by Sherry F. Colb
In my Verdict column for this week, I discuss the recent ruling by the Court of Arbitration for Sport, the final appeals court for global sports, that Dutee Chand, a female sprinter, may now may compete in women's track and field despite her high level of naturally occurring testosterone. She need not, in other words, undergo surgery or medical interventions to lower her testosterone levels as a prerequisite to qualifying as a female athlete for purposes of competition. In my column, I discuss some of the potential questions that this ruling raises, including the status of transgender women who might be characterized as falling into a different category from women born female and naturally producing testosterone.
In the course of analyzing the potential difference between cis-gender and transgender female athletes with high levels of testosterone, I noted that people may rely on a moral extrapolation from the "endowment effect" (the tendency to place greater value on something that we already own than on something that we have yet to own) to treat those who have been female their entire lives as more entitled to compete as women than those who have been female for a shorter time (relative to their birth). In this column, I want to make a more general observation about the endowment effect and athletic competition.
As noted in my column, it is an effort to be fair to women that accounts for having separate "male" and "female" sports competition in the first place. At the highest levels of competition (and, in truth, at most levels of competition), men are born with athletic advantages over women. Men are typically faster, stronger, and larger than women as a secondary sex characteristic, and some of these differences might be explicable by reference to hormonal differences.
What we sometimes forget, however, in thinking about athletic competition, are the vast distinctions between different individuals within a gender (and within any set range of hormone levels). No matter how hard the average individual works out and trains at basketball, for example, he or she will likely never become another Michael Jordan or Magic Johnson. This is largely due to the fact that one's ceiling of achievement, if not set in stone, is at least related to one's innate abilities. Those innate abilities, moreover, are features of more than one's sex or hormone levels. Yet apart from taking into account disabilities (and providing for separate competitions for the disabled, including the "Special Olympics"), we do not create separate competitions for every person who has less inborn talent than other people competing in athletics.
And the disparities in talent go beyond pure athletic capacity. The fact that you might be motivated to do a hundred sit-ups every other day, while I might be motivated to do exactly zero sit-ups a year may reflect differences in our respective constitutions at birth. Some people, all things held constant, have more energy and greater drive to achieve than other people do. Yet again, we do nothing to ensure that people with low achievement drive compete only against other people with low achievement drive. The people who win athletic competitions are typically born with greater talent and greater drive to work at and perfect their skills than are the people who will never even qualify to compete.

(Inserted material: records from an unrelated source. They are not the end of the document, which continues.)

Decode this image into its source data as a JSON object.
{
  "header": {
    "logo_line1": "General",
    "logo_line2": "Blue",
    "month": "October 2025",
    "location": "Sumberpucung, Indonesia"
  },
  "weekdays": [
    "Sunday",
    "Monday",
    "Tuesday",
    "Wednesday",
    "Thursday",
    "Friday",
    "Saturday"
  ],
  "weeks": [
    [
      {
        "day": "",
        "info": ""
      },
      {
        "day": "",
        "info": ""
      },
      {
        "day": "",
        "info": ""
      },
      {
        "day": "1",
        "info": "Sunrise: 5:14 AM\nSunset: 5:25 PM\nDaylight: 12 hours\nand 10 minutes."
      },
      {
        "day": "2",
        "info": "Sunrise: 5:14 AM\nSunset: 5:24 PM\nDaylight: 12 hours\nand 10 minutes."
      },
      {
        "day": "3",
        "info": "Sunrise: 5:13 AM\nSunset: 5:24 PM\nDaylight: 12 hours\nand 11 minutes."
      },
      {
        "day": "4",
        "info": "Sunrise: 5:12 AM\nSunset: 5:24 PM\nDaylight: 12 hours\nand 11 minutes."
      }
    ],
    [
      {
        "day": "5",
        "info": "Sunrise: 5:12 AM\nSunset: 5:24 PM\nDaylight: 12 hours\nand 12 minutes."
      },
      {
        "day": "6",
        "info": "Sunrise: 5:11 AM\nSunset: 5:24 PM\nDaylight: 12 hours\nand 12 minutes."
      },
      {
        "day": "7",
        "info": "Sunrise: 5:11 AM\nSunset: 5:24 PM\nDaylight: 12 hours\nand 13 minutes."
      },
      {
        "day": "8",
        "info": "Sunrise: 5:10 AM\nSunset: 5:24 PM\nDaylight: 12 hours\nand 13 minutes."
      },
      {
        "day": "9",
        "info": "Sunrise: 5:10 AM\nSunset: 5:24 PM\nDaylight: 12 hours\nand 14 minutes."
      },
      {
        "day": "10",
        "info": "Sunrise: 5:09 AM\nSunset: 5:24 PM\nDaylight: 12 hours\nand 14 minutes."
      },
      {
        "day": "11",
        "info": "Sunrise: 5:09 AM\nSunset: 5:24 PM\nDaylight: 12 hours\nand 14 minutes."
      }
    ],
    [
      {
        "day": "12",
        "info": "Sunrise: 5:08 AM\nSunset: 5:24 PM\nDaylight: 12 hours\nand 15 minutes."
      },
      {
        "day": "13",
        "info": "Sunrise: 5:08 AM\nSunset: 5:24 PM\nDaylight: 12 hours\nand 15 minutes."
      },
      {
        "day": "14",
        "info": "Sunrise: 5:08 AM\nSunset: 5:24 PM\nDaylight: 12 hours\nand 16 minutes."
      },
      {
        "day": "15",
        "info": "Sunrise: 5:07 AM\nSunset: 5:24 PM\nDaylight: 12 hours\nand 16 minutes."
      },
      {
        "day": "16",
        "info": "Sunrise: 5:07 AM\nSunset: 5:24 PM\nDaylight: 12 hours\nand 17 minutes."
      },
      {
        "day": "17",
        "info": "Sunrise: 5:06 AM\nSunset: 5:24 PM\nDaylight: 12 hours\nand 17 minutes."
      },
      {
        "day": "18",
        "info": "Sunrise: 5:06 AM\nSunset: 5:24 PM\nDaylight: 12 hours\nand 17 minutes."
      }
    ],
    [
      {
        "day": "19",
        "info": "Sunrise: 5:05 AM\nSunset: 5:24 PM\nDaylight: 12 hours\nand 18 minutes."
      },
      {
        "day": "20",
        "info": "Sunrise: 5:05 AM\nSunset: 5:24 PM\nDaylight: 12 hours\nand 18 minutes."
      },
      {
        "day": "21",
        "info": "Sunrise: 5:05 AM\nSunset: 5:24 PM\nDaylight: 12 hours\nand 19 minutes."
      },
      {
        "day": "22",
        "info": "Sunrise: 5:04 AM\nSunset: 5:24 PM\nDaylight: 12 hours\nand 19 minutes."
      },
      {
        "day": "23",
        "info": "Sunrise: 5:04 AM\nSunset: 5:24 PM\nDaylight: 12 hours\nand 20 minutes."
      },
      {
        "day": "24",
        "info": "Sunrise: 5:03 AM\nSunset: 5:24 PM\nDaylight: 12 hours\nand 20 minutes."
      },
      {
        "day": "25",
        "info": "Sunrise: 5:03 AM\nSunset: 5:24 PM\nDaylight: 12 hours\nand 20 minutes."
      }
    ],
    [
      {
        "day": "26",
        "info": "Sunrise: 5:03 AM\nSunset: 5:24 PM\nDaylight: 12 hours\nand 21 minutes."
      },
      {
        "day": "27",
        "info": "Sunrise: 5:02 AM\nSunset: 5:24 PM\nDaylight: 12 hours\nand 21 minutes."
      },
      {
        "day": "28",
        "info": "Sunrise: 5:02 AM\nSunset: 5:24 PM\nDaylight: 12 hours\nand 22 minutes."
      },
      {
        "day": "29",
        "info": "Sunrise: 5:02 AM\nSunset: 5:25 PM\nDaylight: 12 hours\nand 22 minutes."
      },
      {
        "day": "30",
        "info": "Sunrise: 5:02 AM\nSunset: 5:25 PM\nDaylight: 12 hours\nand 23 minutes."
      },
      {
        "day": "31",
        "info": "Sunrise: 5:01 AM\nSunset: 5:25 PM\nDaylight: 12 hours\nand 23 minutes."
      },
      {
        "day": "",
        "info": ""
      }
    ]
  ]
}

Rather than call this unfair, however, our tendency is to give people credit for the qualities with which they were born, and this is true not only for athletic prowess but for intellectual firepower as well. How often do we praise those who effortlessly grasp complex concepts and who show tremendous skill before they have even dedicated themselves to practicing and improving their craft? To say that someone is a "born athlete" or a "born scholar" is to compliment the person rather than to suggest that his or her advantages are unfair or unearned. Indeed, even beauty seems to work this way, with people who look fantastic due to cosmetic surgery described derogatorily as having had "work done," while people born with stunning beauty are credited with being "naturally beautiful."
These observations suggest to me that we routinely reward those of us who are naturally endowed with great abilities, in whatever sphere of achievement, with praise for having been lucky enough to have been endowed in this fashion. In this way, we compound the unfairness of uneven endowments with a willingness to effectively blame (the flip-side of crediting) those who lack these endowments by denying them entry into the halls of the "gifted and talented," itself a category that offers praise and reward for people born with more.
Women who have more naturally occurring testosterone are thus, to a great extent, right to complain when they are excluded from athletic competition for reasons of "fairness." They were lucky (or unlucky, depending on how one feels about having much more of the opposite sex hormone than individuals of one's sex ordinarily do), and they might reasonably ask why, in a world generally prepared to reward those who benefit from luck, would people suddenly become conscious of "fairness" when it is they who are the ones benefitting from the unequal distribution of talent at birth.